Instructions to follow
Could each record be written out again exactly as it stands?

Exercise material
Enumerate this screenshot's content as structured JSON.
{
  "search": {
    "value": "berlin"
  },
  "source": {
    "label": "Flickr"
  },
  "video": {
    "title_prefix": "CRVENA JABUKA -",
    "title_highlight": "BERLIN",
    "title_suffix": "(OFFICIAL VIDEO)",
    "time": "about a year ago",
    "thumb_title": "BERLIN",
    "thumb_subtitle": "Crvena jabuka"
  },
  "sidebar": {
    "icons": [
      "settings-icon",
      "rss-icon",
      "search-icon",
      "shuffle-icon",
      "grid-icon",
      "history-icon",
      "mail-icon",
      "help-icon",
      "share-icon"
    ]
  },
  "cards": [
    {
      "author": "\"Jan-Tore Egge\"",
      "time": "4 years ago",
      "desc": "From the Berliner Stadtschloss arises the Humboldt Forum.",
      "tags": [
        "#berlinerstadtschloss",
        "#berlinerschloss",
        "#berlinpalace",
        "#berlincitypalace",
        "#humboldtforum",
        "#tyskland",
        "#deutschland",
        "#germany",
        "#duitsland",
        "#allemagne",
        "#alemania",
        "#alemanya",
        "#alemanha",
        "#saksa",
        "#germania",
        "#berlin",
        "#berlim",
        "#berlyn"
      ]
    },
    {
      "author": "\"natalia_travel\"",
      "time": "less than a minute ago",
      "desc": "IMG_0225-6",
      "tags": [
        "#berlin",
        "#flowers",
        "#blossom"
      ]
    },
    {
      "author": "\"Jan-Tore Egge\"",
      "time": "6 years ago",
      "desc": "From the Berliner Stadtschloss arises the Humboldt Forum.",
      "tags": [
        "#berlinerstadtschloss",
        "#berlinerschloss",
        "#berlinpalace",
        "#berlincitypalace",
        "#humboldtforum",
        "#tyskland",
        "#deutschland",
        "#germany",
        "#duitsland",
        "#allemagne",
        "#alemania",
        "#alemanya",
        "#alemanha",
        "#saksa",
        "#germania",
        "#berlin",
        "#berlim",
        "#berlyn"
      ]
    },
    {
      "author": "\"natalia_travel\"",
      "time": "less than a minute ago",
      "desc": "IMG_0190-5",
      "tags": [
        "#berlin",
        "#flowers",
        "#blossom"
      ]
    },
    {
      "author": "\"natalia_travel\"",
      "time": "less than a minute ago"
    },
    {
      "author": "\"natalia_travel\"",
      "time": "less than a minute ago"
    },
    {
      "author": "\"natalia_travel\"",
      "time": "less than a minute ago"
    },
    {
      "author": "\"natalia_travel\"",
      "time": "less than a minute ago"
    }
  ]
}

Result for this exercise
Enumerate this screenshot's content as structured JSON.
{
  "search": {
    "value": "berlin"
  },
  "source": {
    "label": "Flickr"
  },
  "video": {
    "title_prefix": "CRVENA JABUKA -",
    "title_highlight": "BERLIN",
    "title_suffix": "(OFFICIAL VIDEO)",
    "time": "about a year ago",
    "thumb_title": "BERLIN",
    "thumb_subtitle": "Crvena jabuka"
  },
  "sidebar": {
    "icons": [
      "settings-icon",
      "rss-icon",
      "search-icon",
      "shuffle-icon",
      "grid-icon",
      "history-icon",
      "mail-icon",
      "help-icon",
      "share-icon"
    ]
  },
  "cards": [
    {
      "author": "\"Jan-Tore Egge\"",
      "time": "4 years ago",
      "desc": "From the Berliner Stadtschloss arises the Humboldt Forum.",
      "tags": [
        "#berlinerstadtschloss",
        "#berlinerschloss",
        "#berlinpalace",
        "#berlincitypalace",
        "#humboldtforum",
        "#tyskland",
        "#deutschland",
        "#germany",
        "#duitsland",
        "#allemagne",
        "#alemania",
        "#alemanya",
        "#alemanha",
        "#saksa",
        "#germania",
        "#berlin",
        "#berlim",
        "#berlyn"
      ]
    },
    {
      "author": "\"natalia_travel\"",
      "time": "less than a minute ago",
      "desc": "IMG_0225-6",
      "tags": [
        "#berlin",
        "#flowers",
        "#blossom"
      ]
    },
    {
      "author": "\"Jan-Tore Egge\"",
      "time": "6 years ago",
      "desc": "From the Berliner Stadtschloss arises the Humboldt Forum.",
      "tags": [
        "#berlinerstadtschloss",
        "#berlinerschloss",
        "#berlinpalace",
        "#berlincitypalace",
        "#humboldtforum",
        "#tyskland",
        "#deutschland",
        "#germany",
        "#duitsland",
        "#allemagne",
        "#alemania",
        "#alemanya",
        "#alemanha",
        "#saksa",
        "#germania",
        "#berlin",
        "#berlim",
        "#berlyn"
      ]
    },
    {
      "author": "\"natalia_travel\"",
      "time": "less than a minute ago",
      "desc": "IMG_0190-5",
      "tags": [
        "#berlin",
        "#flowers",
        "#blossom"
      ]
    },
    {
      "author": "\"natalia_travel\"",
      "time": "less than a minute ago"
    },
    {
      "author": "\"natalia_travel\"",
      "time": "less than a minute ago"
    },
    {
      "author": "\"natalia_travel\"",
      "time": "less than a minute ago"
    },
    {
      "author": "\"natalia_travel\"",
      "time": "less than a minute ago"
    }
  ]
}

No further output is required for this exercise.